Review: As if a 15 track of unreleased gems wasn't quite enough from the legendary Mr Disco Dodo, here comes another five-piece set that spans serious eras and dimensions. Highlights include the fuzzy calypso jauntiness of "Some Day", the lean rolls and tubular groove of "New Shoes" and the slower-motion big-drum funk festival "Jungle Pop". Each cut likely to be at least five years old, they remind us just how long, how creatively and how uniquely Lynx has been chiselling his skills. The devil truly is in the Detail. Essential.
Review: Lynx is hammering them out right now. His once-dormant label Detail now charging back on turbo cylinders, he's returning to a wide range of archive material and finally giving it the life it deserves. Each cut unique and repping a different side to the longstanding artist, it's Lynx at his most unpredictable and exciting: "Street Lights" rolls with a TC-style vocal charm and stretchy, elastic bass groove while "Jungle Side" is a far-out trip down future's memory lane with its stuttering FX and staggered breaks. True originality.
Shadows (feat Master X - instrumental) - (4:44) 172 BPM

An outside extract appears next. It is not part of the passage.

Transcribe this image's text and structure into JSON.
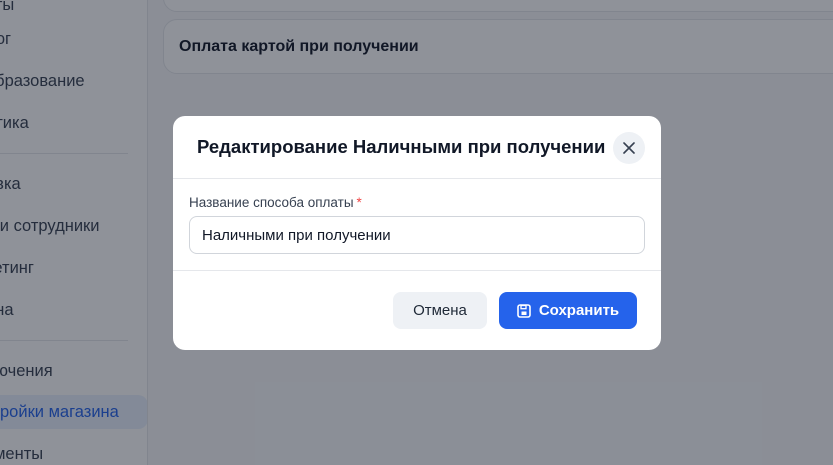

Review: Very few artists do vocal drum & bass like Lynx; hooky, soulful but futuristic and uncompromised, they rub up just as sensually against the dark techy monsters as they do with the deeper tracks. Case in point: "Shadows" with long-time sparring partner Master X. Picking up where "Street Lights" left us, the message is one of total pneumatic murkery. "Loopy Sue" ain't no fading wallflower either; alluring, wily and characterised by a rising steel drum harmonic riff, it's coded deep with Lynx's trademark unpredictability. Once again, the secret's in the Detail.
Review: In recent years we've seen UK drum and bass producer Lynx surface on labels like Samurai Red Seal, Warm Communications and RAM Records, and now he returns to Hospital following his label debut Where Are You? It provides Steve Nobes with his third studio album and he brings with it collaborations with Master X, Malibu, Zero One and Marcus Intalex. The latter helps provide an album highlight in "Ghost Rider" with cut up scat vocals sounding like they've been sampled from a Fat Boy Slim production, while the undulating throb and forward pulse of "Clap Trap" builds and drops for a full peak time experience. There's some gnarly rap, ragga and dubstep influences in "Drop That" while for something a little more liquid (and euphoric) check out "Chord Time" - a track which really captures the drum and bass vibe of Hospital.